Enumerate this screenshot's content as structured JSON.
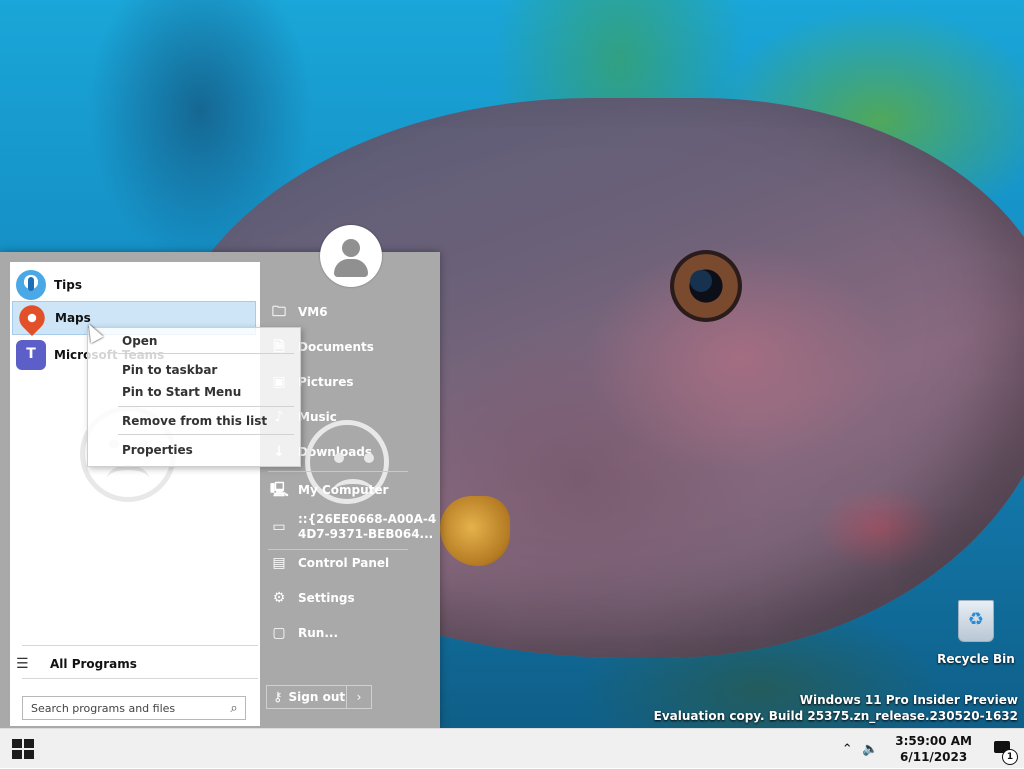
{
  "start_menu": {
    "pinned": [
      {
        "label": "Tips",
        "icon": "tips-icon"
      },
      {
        "label": "Maps",
        "icon": "maps-icon"
      },
      {
        "label": "Microsoft Teams",
        "icon": "teams-icon"
      }
    ],
    "all_programs": "All Programs",
    "search_placeholder": "Search programs and files",
    "right_items": [
      {
        "label": "VM6",
        "icon": "folder-user-icon"
      },
      {
        "label": "Documents",
        "icon": "document-icon"
      },
      {
        "label": "Pictures",
        "icon": "pictures-icon"
      },
      {
        "label": "Music",
        "icon": "music-icon"
      },
      {
        "label": "Downloads",
        "icon": "downloads-icon"
      },
      {
        "label": "My Computer",
        "icon": "computer-icon"
      },
      {
        "label_line1": "::{26EE0668-A00A-4",
        "label_line2": "4D7-9371-BEB064...",
        "icon": "desktop-icon"
      },
      {
        "label": "Control Panel",
        "icon": "control-panel-icon"
      },
      {
        "label": "Settings",
        "icon": "settings-icon"
      },
      {
        "label": "Run...",
        "icon": "run-icon"
      }
    ],
    "sign_out": "Sign out"
  },
  "context_menu": {
    "items": [
      "Open",
      "Pin to taskbar",
      "Pin to Start Menu",
      "Remove from this list",
      "Properties"
    ]
  },
  "desktop": {
    "recycle_bin": "Recycle Bin",
    "watermark_line1": "Windows 11 Pro Insider Preview",
    "watermark_line2": "Evaluation copy. Build 25375.zn_release.230520-1632"
  },
  "taskbar": {
    "time": "3:59:00 AM",
    "date": "6/11/2023",
    "notification_count": "1"
  }
}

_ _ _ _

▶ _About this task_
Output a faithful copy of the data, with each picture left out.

▶ _Response_
Enumerate this screenshot's content as structured JSON.
{
  "start_menu": {
    "pinned": [
      {
        "label": "Tips",
        "icon": "tips-icon"
      },
      {
        "label": "Maps",
        "icon": "maps-icon"
      },
      {
        "label": "Microsoft Teams",
        "icon": "teams-icon"
      }
    ],
    "all_programs": "All Programs",
    "search_placeholder": "Search programs and files",
    "right_items": [
      {
        "label": "VM6",
        "icon": "folder-user-icon"
      },
      {
        "label": "Documents",
        "icon": "document-icon"
      },
      {
        "label": "Pictures",
        "icon": "pictures-icon"
      },
      {
        "label": "Music",
        "icon": "music-icon"
      },
      {
        "label": "Downloads",
        "icon": "downloads-icon"
      },
      {
        "label": "My Computer",
        "icon": "computer-icon"
      },
      {
        "label_line1": "::{26EE0668-A00A-4",
        "label_line2": "4D7-9371-BEB064...",
        "icon": "desktop-icon"
      },
      {
        "label": "Control Panel",
        "icon": "control-panel-icon"
      },
      {
        "label": "Settings",
        "icon": "settings-icon"
      },
      {
        "label": "Run...",
        "icon": "run-icon"
      }
    ],
    "sign_out": "Sign out"
  },
  "context_menu": {
    "items": [
      "Open",
      "Pin to taskbar",
      "Pin to Start Menu",
      "Remove from this list",
      "Properties"
    ]
  },
  "desktop": {
    "recycle_bin": "Recycle Bin",
    "watermark_line1": "Windows 11 Pro Insider Preview",
    "watermark_line2": "Evaluation copy. Build 25375.zn_release.230520-1632"
  },
  "taskbar": {
    "time": "3:59:00 AM",
    "date": "6/11/2023",
    "notification_count": "1"
  }
}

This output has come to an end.